Crystalline lens dislocation secondary to bacterial endogenous endophthalmitis.
Sangave A, Komati R, Weinmann A, Samuel L, and Desai U. Crystalline lens dislocation secondary to bacterial endogenous endophthalmitis. Am J Ophthalmol Case Rep 2017; 7:149-152.
Am J Ophthalmol Case Rep
Purpose: To present an unusual case of endogenous endophthalmitis secondary to Group A streptococcus (GAS) that resulted in dislocation of the crystalline lens.
Observations: An immunocompetent 51-year-old man presented to the emergency room (ER) with upper respiratory infection (URI) symptoms and painful right eye. He was diagnosed with URI and viral conjunctivitis and discharged on oral azithromycin and polytrim eyedrops. He returned to the ER 30 h later with sepsis and findings consistent with endophthalmitis, including light perception only vision. Ophthalmology was consulted at this time and an emergent vitreous tap and injection was performed. Both blood and vitreous cultures grew an atypical non-hemolytic variant of GAS (Streptococcus pyogenes). The primary source of infection was presumed to be secondary to pharyngitis or cutaneous dissemination. Final vision in the affected eye was no light perception, likely from a combination of anterior segment scarring, posterior segment damage, and hypotony. Interestingly, head computed tomography (CT) at the initial ER presentation showed normal lens position, but repeat CT at re-presentation revealed posterior dislocation of the lens.

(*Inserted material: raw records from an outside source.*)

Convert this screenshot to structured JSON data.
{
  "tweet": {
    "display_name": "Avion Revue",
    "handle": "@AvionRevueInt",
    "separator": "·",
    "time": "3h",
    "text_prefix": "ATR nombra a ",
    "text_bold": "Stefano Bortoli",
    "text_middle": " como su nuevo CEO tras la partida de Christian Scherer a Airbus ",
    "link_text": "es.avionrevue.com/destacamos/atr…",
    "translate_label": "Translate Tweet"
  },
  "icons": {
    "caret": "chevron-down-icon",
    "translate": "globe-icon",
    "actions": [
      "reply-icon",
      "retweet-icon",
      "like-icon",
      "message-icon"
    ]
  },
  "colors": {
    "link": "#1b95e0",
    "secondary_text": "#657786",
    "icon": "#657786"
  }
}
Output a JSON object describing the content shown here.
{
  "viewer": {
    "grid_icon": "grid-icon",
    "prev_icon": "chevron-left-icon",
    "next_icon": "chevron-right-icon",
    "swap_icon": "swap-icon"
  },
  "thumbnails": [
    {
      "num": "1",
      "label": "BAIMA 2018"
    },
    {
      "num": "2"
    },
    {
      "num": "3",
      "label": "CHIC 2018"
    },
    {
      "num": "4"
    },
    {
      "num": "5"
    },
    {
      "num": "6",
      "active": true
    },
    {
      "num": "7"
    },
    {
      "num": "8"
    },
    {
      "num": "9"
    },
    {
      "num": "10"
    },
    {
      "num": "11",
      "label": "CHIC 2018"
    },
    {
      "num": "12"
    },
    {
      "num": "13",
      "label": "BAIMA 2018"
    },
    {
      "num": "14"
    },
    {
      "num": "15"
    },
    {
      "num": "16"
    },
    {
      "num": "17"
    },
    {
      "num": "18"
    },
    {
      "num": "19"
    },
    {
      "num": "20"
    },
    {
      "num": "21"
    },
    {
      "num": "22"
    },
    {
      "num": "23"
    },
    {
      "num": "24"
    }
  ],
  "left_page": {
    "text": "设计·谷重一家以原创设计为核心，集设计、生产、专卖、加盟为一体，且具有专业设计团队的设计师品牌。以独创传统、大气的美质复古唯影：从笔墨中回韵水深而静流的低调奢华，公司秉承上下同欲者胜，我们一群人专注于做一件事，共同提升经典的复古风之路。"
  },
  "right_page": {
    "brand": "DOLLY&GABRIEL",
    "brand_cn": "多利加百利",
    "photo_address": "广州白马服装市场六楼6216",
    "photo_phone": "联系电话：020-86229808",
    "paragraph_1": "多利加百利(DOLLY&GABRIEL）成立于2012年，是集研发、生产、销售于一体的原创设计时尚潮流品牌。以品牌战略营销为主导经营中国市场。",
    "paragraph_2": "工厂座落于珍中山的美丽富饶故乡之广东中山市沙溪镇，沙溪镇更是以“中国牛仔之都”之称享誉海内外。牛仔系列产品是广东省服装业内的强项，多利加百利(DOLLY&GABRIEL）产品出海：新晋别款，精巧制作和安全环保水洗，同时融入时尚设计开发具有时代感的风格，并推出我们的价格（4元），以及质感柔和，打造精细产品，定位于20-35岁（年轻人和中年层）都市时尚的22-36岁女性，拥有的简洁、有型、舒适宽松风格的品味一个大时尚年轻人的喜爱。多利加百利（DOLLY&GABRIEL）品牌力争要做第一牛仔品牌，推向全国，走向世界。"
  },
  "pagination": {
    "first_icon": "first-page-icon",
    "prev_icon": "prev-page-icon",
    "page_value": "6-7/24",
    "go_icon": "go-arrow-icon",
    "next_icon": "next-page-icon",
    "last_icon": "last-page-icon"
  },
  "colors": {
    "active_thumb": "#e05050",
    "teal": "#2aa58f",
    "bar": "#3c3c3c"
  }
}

Conclusions and importance: Endophthalmitis secondary to GAS has been sparsely reported in the literature, and this case highlights a unique clinical presentation. We suspect that this atypical non-hemolytic strain may have evaded detection on initial pharyngeal cultures. Additionally, we hypothesize that GAS-mediated protease release resulted in breakdown of the zonular fibers and subsequent lens dislocation. Ophthalmologists should be aware of GAS and its devastating intraocular manifestations.